When Lucia Stetson was growing up, the magic and music of the well-known holiday film “White Christmas” always mesmerized her.
And now Stetson will join 28 other local performers who will take the stage as the nonprofit Matthews Playhouse of the Performing Arts presents the musical theater adaptation of the beloved classic. Tickets are $17 for adults, $15 for students and seniors and $10 for children ages 10 and younger.
“The ‘White Christmas’ movie has been a longstanding favorite holiday movie since I was a young child,” Stetson said. “I’ve been singing the songs, reliving those memories, since I was 6 years old, watching it with my parents around the holidays.”
The show opens this Friday, Nov. 30, with an 8 p.m. performance and runs through Dec. 17, with 10 additional performances scheduled. Proceeds from the 7 p.m. performance on Dec. 13, open to the public, will benefit the nonprofit Matthews Historical Foundation and the Matthews Women’s Club Service League.
Matthews Playhouse veteran Ron Chisholm, who recently directed “Nunsense,” has taken the reins for “White Christmas.” Chisholm, who says he was “talked into the challenge” of directing the show, is excited about bringing the classic to life.
“It’s a great story. It’s a great show,” he said. “It incorporates all styles of dance … everything from tap to partnering, swing dancing. It’s very presentational.”
The show follows the storyline of the film closely. Two World War II Army veterans, Bob Wallace and Phil Davis, have a successful song-and-dance act following the war. Romance is in the air as the two men follow a duo of singing sisters, Betty and Judy Haynes, as they travel to perform a Christmas show at a Vermont lodge, which just happens to be owned by the men’s former commander.
Stetson plays the role of Betty, a character she’s identified with throughout the years.
“I jumped at the opportunity to play Betty, who is screen siren trapped in a more conservative older sister role,” she said. “I’ve just, for years and years, always wanted to take on the famous Rosemary Clooney role.
“When it begins, (Betty) is very leery of love or falling in love. She sings a song about love and the weather, of how love can be sunny or it can rain on you … she’s been burned a couple of times by men, and is a little leery to jump out there and fall in love again. I certainly felt that way before I met my charming husband.”

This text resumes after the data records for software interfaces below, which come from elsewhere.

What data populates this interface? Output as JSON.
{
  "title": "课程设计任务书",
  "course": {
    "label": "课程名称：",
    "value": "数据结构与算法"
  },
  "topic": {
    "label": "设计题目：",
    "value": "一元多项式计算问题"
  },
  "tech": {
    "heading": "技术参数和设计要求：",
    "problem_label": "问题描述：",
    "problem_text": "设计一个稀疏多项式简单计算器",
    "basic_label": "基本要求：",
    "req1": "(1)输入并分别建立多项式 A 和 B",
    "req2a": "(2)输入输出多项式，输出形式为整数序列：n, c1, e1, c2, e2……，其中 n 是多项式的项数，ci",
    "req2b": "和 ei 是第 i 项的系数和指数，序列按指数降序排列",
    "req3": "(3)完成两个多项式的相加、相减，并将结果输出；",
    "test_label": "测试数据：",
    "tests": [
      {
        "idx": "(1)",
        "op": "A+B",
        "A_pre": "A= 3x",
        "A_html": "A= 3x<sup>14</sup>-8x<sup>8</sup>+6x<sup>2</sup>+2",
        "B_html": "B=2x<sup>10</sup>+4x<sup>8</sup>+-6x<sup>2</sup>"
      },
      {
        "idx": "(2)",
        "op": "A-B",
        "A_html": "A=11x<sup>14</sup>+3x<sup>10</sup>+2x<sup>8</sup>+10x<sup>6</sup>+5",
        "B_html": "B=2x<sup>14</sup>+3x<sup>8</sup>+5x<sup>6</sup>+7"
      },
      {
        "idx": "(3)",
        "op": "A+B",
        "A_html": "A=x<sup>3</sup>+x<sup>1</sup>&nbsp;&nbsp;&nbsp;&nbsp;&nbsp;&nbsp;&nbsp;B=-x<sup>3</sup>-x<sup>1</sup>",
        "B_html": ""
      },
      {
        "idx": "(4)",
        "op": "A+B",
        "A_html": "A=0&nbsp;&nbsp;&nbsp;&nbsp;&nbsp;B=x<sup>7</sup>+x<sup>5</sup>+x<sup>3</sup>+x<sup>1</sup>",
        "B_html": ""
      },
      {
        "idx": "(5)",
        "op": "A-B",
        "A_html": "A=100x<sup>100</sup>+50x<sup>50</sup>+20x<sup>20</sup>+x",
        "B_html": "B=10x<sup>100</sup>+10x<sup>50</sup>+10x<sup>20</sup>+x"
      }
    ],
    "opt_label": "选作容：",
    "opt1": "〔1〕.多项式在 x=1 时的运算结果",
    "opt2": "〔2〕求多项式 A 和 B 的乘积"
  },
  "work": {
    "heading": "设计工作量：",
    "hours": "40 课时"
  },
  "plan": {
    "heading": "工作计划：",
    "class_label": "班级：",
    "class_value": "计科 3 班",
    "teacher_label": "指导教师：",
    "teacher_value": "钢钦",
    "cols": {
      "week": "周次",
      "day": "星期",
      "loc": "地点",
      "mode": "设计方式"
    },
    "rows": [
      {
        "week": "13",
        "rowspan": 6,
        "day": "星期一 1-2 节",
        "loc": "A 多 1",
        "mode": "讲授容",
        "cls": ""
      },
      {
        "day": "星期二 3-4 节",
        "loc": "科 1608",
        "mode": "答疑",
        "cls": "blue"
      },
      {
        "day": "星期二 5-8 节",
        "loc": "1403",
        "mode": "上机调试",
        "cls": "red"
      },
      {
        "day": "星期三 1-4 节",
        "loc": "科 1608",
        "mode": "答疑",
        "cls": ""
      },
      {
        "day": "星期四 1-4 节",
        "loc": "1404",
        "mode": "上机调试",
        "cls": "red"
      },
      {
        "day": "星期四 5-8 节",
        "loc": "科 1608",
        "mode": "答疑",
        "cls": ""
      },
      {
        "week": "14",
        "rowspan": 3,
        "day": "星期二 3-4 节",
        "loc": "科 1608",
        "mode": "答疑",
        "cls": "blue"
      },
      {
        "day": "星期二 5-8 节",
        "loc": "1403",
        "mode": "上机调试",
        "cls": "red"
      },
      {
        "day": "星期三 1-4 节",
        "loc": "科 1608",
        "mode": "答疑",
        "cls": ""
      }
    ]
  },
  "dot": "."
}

The stage adaptation features the songs from the film plus a handful of new tunes. Chisholm said the show has the most production numbers – musical acts featuring the entire cast – of any show Matthews Playhouse has hosted, seven total, when the average show has three or four.
“The flow of the show, the transition from scene to scene, is very fast,” Chisholm said. “Something is constantly happening. We’re not sitting in the black, waiting for something to happen. The quality of the presentation … the vastness of the show is what’s so unique.”
In addition to the music, choreography – particularly tap dancing – also has been a challenge, Chisholm said, adding that of the 16 people in the tap-dance number, only five or six have real prior tap-dancing experience.
“It’s my favorite, but also the most challenging (part of the show),” he said. “When you tap, you’re learning percussion. You’re learning to play drums with your feet.”
But the expanse of the show isn’t limited to song and dance. The production also features more than 150 costumes and 10 scene changes.
Despite the challenges, Chisholm said everyone involved is eager for the community to experience this feel-good holiday story.
“This has been on (Matthews Playhouse artistic director) June Bayless’s bucket list since they made the movie into a stage show. It’s taken years of trying to get the rights to it at (the) community theater level, but it finally came through,” he said. “There’s comedic stuff, a wide array of musical songs that are incredible Irving Berlin tunes. It’s very entertaining, old-style musical theater.”
“They can expect to see a real classic Broadway show … this is a real throwback to the 1950s,” she said. “It’s going to be a really nice family piece to bring to the stage.”
For tickets or more information, visit www.matthewsplayhouse.com or call 704-846-8343.